→ WORK TO COMPLETE:
Give back nothing but the number of lines in these entries that contain the word "JSON".

□ □ □

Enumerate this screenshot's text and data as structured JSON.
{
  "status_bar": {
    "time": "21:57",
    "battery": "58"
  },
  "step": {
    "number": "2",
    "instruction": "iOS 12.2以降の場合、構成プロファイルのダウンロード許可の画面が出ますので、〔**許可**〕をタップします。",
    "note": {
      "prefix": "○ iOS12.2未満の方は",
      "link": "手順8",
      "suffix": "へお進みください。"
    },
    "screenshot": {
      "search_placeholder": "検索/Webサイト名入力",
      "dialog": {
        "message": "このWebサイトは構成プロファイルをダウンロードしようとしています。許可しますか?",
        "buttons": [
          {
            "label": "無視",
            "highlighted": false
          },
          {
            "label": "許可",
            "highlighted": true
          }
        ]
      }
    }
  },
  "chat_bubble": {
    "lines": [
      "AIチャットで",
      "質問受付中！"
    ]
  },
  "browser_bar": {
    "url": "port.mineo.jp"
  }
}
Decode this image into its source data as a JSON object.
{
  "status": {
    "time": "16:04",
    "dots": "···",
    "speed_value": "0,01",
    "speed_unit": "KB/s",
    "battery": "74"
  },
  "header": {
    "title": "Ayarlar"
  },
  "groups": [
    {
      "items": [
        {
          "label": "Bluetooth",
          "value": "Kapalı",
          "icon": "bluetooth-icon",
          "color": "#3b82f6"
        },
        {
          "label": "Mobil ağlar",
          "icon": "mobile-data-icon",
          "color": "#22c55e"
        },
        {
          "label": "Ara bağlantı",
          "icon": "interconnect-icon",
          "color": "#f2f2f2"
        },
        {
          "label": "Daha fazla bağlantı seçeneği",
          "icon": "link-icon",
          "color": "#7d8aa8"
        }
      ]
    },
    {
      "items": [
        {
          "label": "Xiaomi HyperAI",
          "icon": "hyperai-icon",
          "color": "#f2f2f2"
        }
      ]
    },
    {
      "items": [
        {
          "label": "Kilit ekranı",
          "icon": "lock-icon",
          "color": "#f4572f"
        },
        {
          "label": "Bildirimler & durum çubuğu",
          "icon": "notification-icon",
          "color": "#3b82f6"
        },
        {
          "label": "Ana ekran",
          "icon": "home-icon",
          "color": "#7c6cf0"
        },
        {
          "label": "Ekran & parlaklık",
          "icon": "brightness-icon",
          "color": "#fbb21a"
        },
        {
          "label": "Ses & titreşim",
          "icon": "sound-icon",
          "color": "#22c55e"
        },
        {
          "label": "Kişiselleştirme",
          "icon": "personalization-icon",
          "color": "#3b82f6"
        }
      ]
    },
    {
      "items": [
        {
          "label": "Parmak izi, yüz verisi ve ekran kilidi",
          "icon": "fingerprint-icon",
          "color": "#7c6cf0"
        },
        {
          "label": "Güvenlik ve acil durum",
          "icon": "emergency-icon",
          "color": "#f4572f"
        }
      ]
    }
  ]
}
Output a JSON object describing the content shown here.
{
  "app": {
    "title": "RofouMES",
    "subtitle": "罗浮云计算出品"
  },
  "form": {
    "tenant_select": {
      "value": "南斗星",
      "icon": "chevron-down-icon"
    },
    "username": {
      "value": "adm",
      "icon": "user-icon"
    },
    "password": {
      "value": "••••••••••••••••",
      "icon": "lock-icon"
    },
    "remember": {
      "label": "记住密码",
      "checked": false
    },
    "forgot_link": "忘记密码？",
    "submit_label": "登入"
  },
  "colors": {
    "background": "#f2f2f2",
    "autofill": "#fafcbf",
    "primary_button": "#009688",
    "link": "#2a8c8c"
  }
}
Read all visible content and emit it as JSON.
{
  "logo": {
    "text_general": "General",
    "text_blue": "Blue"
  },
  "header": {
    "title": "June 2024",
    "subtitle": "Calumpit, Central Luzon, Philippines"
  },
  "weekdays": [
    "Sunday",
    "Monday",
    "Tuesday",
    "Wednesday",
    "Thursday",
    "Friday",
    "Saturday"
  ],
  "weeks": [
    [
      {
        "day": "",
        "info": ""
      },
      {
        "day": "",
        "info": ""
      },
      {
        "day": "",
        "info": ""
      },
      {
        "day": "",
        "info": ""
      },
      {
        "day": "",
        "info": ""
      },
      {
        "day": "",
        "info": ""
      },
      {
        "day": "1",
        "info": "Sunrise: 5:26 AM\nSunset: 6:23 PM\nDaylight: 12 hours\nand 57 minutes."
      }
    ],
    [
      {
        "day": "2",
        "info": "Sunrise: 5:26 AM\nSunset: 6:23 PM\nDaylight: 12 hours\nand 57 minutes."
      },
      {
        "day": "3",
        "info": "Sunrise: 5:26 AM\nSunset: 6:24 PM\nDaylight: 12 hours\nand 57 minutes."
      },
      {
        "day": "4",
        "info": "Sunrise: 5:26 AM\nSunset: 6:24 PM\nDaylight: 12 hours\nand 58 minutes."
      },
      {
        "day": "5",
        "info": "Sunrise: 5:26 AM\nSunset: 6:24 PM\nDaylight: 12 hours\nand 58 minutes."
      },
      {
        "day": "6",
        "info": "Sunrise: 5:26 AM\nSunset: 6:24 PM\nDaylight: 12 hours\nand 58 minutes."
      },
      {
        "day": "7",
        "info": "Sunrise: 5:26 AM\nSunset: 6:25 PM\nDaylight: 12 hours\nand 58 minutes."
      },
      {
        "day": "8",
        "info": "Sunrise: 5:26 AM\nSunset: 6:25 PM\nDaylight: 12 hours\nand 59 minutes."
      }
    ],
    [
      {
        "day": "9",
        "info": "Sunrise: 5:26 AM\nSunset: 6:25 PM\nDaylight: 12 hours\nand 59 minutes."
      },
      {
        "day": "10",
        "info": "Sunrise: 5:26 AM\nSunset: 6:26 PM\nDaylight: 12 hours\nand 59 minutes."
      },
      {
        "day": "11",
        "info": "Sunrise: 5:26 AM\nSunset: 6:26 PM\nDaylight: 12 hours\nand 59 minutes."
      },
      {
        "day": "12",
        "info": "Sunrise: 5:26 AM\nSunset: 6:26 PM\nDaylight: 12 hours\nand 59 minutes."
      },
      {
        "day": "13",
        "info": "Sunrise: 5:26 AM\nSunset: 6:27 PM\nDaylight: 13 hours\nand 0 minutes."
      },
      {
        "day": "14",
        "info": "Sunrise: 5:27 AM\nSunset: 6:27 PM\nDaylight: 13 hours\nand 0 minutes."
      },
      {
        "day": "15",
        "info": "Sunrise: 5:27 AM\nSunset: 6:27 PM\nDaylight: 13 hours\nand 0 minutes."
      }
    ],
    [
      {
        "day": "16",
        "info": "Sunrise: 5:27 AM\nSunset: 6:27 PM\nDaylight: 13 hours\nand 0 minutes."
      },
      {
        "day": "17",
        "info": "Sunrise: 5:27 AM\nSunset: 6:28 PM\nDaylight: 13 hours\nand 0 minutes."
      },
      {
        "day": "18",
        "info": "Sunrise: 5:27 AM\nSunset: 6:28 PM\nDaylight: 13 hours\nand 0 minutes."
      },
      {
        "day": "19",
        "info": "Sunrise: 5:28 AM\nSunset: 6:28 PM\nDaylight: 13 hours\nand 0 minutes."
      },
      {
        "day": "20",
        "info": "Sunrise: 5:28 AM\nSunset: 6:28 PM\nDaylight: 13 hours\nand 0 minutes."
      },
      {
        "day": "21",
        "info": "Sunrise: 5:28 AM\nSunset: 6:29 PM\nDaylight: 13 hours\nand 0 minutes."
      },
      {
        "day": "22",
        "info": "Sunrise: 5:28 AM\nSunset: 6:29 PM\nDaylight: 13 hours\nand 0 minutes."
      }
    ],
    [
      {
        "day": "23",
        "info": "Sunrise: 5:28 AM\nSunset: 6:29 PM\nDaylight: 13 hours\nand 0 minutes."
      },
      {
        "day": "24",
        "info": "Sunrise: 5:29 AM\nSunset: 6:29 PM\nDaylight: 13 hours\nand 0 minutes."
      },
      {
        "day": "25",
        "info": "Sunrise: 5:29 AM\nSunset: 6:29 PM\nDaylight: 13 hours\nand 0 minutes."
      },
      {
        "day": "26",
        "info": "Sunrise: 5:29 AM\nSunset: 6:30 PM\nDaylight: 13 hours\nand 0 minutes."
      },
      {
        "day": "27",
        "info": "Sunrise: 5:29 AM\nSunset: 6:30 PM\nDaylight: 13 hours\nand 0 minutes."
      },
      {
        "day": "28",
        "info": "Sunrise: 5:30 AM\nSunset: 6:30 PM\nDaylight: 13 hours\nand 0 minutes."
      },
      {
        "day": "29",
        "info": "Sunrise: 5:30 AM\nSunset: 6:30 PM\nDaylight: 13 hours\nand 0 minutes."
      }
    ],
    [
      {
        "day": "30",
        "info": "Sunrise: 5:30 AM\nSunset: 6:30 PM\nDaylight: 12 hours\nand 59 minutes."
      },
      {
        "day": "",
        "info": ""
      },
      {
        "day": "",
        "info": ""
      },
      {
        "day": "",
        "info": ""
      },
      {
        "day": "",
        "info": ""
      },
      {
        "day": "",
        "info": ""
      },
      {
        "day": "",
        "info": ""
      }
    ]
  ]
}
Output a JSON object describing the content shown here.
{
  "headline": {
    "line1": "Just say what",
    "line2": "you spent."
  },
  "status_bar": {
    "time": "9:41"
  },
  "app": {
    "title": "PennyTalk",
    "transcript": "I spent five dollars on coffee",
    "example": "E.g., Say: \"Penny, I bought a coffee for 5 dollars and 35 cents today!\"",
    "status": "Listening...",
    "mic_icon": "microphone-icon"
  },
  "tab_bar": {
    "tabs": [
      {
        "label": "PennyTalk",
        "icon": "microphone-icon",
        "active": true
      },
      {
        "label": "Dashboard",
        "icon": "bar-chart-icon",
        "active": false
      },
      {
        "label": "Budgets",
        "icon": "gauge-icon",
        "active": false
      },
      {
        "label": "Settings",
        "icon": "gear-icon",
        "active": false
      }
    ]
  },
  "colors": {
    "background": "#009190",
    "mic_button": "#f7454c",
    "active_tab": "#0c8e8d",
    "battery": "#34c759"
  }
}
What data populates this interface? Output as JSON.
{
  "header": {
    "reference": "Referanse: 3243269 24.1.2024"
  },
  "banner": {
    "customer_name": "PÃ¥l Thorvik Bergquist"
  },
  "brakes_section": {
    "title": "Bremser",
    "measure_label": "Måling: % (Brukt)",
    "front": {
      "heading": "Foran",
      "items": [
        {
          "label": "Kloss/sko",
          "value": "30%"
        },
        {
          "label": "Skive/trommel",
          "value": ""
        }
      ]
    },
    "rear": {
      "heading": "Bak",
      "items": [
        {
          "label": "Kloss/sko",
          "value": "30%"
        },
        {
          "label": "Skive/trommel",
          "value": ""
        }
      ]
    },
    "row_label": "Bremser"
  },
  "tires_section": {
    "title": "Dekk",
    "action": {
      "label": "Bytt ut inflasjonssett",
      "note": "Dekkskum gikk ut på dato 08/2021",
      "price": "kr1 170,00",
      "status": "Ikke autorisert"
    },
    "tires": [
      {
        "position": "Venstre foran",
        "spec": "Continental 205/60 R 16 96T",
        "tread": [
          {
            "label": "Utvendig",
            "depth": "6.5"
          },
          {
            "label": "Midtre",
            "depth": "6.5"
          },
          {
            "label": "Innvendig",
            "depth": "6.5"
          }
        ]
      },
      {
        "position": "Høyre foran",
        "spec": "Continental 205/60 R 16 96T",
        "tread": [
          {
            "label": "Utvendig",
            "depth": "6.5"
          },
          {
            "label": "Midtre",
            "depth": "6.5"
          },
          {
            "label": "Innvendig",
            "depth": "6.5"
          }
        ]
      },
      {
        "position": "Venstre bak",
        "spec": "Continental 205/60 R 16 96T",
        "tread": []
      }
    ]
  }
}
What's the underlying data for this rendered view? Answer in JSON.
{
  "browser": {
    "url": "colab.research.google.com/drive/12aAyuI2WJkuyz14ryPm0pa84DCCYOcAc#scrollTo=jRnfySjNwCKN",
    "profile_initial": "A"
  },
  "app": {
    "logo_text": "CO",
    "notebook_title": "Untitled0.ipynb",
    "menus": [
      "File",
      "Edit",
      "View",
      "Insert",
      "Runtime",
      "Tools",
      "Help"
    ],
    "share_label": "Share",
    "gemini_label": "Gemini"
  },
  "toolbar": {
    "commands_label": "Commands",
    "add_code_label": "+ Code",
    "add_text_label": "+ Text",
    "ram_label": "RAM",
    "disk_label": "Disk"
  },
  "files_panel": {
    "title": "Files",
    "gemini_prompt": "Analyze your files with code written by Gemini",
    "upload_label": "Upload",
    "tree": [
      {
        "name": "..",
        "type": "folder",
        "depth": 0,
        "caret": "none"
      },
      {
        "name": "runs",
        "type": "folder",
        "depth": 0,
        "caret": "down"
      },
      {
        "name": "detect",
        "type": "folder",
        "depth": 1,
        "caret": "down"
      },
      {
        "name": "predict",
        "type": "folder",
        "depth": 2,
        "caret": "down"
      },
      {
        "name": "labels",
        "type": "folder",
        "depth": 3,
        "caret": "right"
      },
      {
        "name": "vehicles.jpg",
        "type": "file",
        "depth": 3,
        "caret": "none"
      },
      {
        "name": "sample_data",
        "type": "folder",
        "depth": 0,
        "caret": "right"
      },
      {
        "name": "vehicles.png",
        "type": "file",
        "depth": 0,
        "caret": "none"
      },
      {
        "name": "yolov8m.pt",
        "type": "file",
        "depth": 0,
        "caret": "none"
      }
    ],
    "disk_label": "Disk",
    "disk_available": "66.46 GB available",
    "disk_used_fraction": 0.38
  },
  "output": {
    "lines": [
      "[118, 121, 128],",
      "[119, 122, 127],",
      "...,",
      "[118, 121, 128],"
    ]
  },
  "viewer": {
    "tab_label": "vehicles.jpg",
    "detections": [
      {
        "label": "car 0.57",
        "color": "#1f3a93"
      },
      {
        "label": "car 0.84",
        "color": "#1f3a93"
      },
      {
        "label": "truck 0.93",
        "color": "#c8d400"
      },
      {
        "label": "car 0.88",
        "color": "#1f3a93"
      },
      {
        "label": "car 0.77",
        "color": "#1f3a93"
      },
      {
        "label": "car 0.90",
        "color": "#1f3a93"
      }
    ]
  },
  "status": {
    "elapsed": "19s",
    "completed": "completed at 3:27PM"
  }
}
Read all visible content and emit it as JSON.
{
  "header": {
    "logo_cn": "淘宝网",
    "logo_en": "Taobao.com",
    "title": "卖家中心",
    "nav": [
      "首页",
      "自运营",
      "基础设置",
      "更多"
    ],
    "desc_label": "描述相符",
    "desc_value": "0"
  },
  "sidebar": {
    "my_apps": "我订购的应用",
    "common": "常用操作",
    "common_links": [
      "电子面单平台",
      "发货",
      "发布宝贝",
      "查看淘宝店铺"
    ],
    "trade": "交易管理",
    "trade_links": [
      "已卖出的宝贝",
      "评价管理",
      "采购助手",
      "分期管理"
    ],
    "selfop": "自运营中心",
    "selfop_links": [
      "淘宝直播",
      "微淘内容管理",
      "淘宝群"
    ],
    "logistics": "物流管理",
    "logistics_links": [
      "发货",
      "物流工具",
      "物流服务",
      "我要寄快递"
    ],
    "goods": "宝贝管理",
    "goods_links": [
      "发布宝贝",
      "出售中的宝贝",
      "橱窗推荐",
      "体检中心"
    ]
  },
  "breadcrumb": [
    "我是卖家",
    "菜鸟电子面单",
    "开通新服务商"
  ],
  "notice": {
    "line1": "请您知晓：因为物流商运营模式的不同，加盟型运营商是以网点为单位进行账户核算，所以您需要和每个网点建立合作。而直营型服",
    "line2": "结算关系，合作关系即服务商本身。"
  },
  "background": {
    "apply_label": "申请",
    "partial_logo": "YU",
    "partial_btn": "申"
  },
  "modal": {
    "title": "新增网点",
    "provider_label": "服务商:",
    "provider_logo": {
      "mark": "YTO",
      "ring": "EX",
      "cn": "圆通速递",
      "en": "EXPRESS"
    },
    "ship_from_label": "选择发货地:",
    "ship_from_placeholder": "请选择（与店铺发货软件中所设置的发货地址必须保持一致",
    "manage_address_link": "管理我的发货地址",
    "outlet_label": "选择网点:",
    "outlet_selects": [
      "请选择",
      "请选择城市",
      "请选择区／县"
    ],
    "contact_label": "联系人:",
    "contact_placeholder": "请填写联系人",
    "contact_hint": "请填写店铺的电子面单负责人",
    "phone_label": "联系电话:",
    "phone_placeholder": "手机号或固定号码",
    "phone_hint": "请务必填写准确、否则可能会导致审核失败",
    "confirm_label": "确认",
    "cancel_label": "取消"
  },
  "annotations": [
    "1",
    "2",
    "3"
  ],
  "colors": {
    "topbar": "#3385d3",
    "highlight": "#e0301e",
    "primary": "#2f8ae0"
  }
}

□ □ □

→ EXPECTED ANSWER:
8